RBS share price down as bank faces £1bn class legal action
Royal Bank of Scotland (LON:RBS) is set to face a class legal action over allegations it deliberately caused small businesses to fail in order to increase its own profits. The claim could potentially pass the £1 billion mark, contributing to the lender’s total bill for misconduct fines and lawsuits, which according to estimates, could reach £22 billion over the next few years.
BS’ share price dipped at the opening bell this morning, having lost 0.95 percent to 176.90p as of 08:03 BST. The stock is underperforming the benchmark FTSE 100 index which currently stands 0.07 percent down at 7,092.52 points. The bank’s shares have lost almost half of their value over the past year, and are some 40 percent down in the year-to-date.
RBS was dealt a blow yesterday after BuzzFeed News and BBC Newsnight reported that the lender had pushed more than 12,000 businesses into its controversial “turnaround” division — Global Restructuring Group (GRG) — in the wake of the 2008 financial crisis. Citing a leaked cache of internal documents, the news organisations said that the firms earmarked for help from RBS were hit with hefty fees and fines and saw their assets bought up on the cheap. The files also suggest that where business customers had not defaulted on their loans, bank staff could find a way to “provoke a default”. RBS admitted that it had let some small business customers down in the past but denied it had deliberately caused them to fail.
RGL Management Limited was formed in March to coordinate action against the bank’s now defunct GRG turnaround division. The organisation has now confirmed it will launch the legal action against RBS in early 2017. With roughly 140 parties signed up and with claims the averaging between £6 million to £7 million, the total claim could potentially pass the £1 billion mark.
James Hayward, chief executive of RGL, said as quoted by Herald Scotland yesterday: “Although heavy resistance from RBS is expected, there is reason for confidence. The allegations that will unfold in this litigation will be disturbing for the bank and will continue to cast a shadow over its attempts at reconciliation with its customer base.”

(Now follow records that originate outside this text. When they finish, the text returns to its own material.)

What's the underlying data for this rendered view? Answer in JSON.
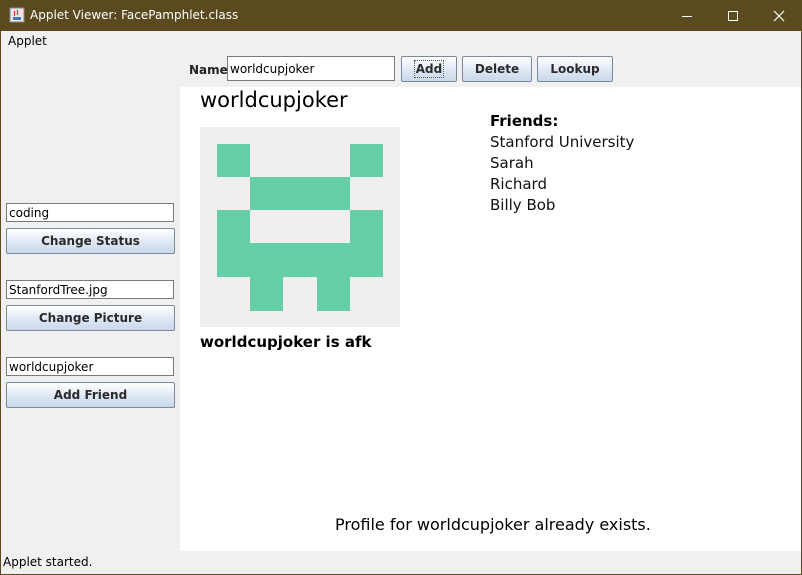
{
  "window": {
    "title": "Applet Viewer: FacePamphlet.class",
    "icon": "java-applet-icon",
    "controls": [
      "minimize-icon",
      "maximize-icon",
      "close-icon"
    ]
  },
  "menubar": {
    "applet_label": "Applet"
  },
  "toolbar": {
    "name_label": "Name",
    "name_value": "worldcupjoker",
    "add_label": "Add",
    "delete_label": "Delete",
    "lookup_label": "Lookup"
  },
  "sidebar": {
    "status_value": "coding",
    "change_status_label": "Change Status",
    "picture_value": "StanfordTree.jpg",
    "change_picture_label": "Change Picture",
    "friend_value": "worldcupjoker",
    "add_friend_label": "Add Friend"
  },
  "profile": {
    "name": "worldcupjoker",
    "status": "worldcupjoker is afk",
    "picture_color": "#67cfa7",
    "picture_background": "#efefef",
    "friends_header": "Friends:",
    "friends": [
      "Stanford University",
      "Sarah",
      "Richard",
      "Billy Bob"
    ]
  },
  "message": "Profile for worldcupjoker already exists.",
  "statusbar": {
    "text": "Applet started."
  }
}
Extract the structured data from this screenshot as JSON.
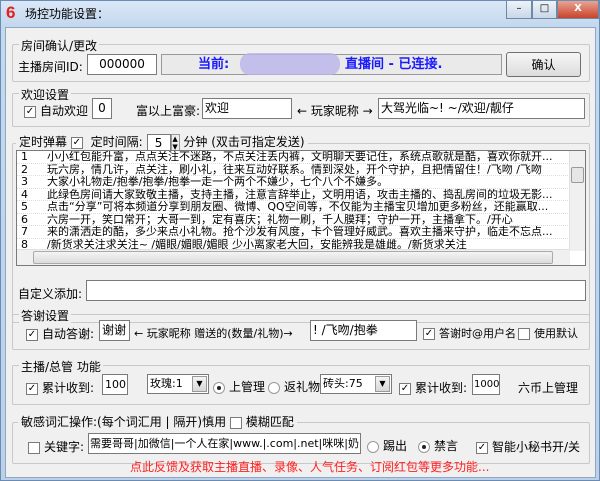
{
  "window": {
    "title": "场控功能设置：",
    "logo": "6",
    "minimize": "–",
    "maximize": "□",
    "close": "X"
  },
  "room": {
    "group": "房间确认/更改",
    "id_label": "主播房间ID:",
    "id_value": "000000",
    "status_prefix": "当前:",
    "status_suffix": "直播间  - 已连接.",
    "confirm": "确认",
    "status_color": "#1a1aff"
  },
  "welcome": {
    "group": "欢迎设置",
    "auto_label": "自动欢迎",
    "auto_checked": true,
    "level_value": "0",
    "rich_label": "富以上富豪:",
    "prefix_value": "欢迎",
    "arrow_label": "← 玩家昵称 →",
    "suffix_value": "大驾光临~! ~/欢迎/靓仔"
  },
  "timer": {
    "label": "定时弹幕",
    "checked": true,
    "interval_label": "定时间隔:",
    "interval_value": "5",
    "unit_label": "分钟 (双击可指定发送)",
    "messages": [
      {
        "n": "1",
        "text": "小小红包能升富，点点关注不迷路，不点关注丢内裤，文明聊天要记住，系统点歌就是酷，喜欢你就开..."
      },
      {
        "n": "2",
        "text": "玩六房，情几许，点关注，刷小礼，往来互动好联系。情到深处，开个守护，且把情留住！/飞吻 /飞吻"
      },
      {
        "n": "3",
        "text": "大家小礼物走/抱拳/抱拳/抱拳一走一个两个不嫌少，七个八个不嫌多。"
      },
      {
        "n": "4",
        "text": "此绿色房间请大家致敬主播，支持主播，注意言辞举止，文明用语，攻击主播的、捣乱房间的垃圾无影..."
      },
      {
        "n": "5",
        "text": "点击“分享”可将本频道分享到朋友圈、微博、QQ空间等，不仅能为主播宝贝增加更多粉丝，还能赢取..."
      },
      {
        "n": "6",
        "text": "六房一开，笑口常开；大哥一到，定有喜庆；礼物一刷，千人膜拜；守护一开，主播拿下。/开心"
      },
      {
        "n": "7",
        "text": "来的潇洒走的酷，多少来点小礼物。抢个沙发有风度，卡个管理好威武。喜欢主播来守护，临走不忘点..."
      },
      {
        "n": "8",
        "text": "/新货求关注求关注~ /媚眼/媚眼/媚眼 少小离家老大回，安能辨我是雄雌。/新货求关注"
      }
    ],
    "custom_label": "自定义添加:",
    "custom_value": ""
  },
  "thanks": {
    "group": "答谢设置",
    "auto_label": "自动答谢:",
    "auto_checked": true,
    "prefix_value": "谢谢",
    "middle_label": "← 玩家昵称 赠送的(数量/礼物)→",
    "suffix_value": "! /飞吻/抱拳",
    "at_label": "答谢时@用户名",
    "at_checked": true,
    "default_label": "使用默认",
    "default_checked": false
  },
  "host": {
    "group": "主播/总管 功能",
    "recv_label": "累计收到:",
    "recv_checked": true,
    "recv_value": "100",
    "gift_select": "玫瑰:1",
    "radio_admin": "上管理",
    "radio_admin_selected": true,
    "radio_return": "返礼物",
    "brick_select": "砖头:75",
    "recv2_label": "累计收到:",
    "recv2_checked": true,
    "recv2_value": "1000",
    "coin_label": "六币上管理"
  },
  "sensitive": {
    "group": "敏感词汇操作:(每个词汇用 | 隔开)慎用",
    "fuzzy_label": "模糊匹配",
    "fuzzy_checked": false,
    "keyword_label": "关键字:",
    "keyword_checked": false,
    "keyword_value": "需要哥哥|加微信|一个人在家|www.|.com|.net|咪咪|奶",
    "kick_label": "踢出",
    "mute_label": "禁言",
    "mute_selected": true,
    "secretary_label": "智能小秘书开/关",
    "secretary_checked": true
  },
  "footer": {
    "link": "点此反馈及获取主播直播、录像、人气任务、订阅红包等更多功能...",
    "color": "#ff2020"
  }
}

According to lawyers and analysts, RBS may have to pay out as much as £27 billion, roughly the market value of the bank, in misconduct fines and lawsuits over the next few years.That bill represents the upper end of estimates to settle a range of claims related to RBS’s alleged misconduct before and during the financial crisis, including mis-selling mortgage backed securities (MBS) in the United States.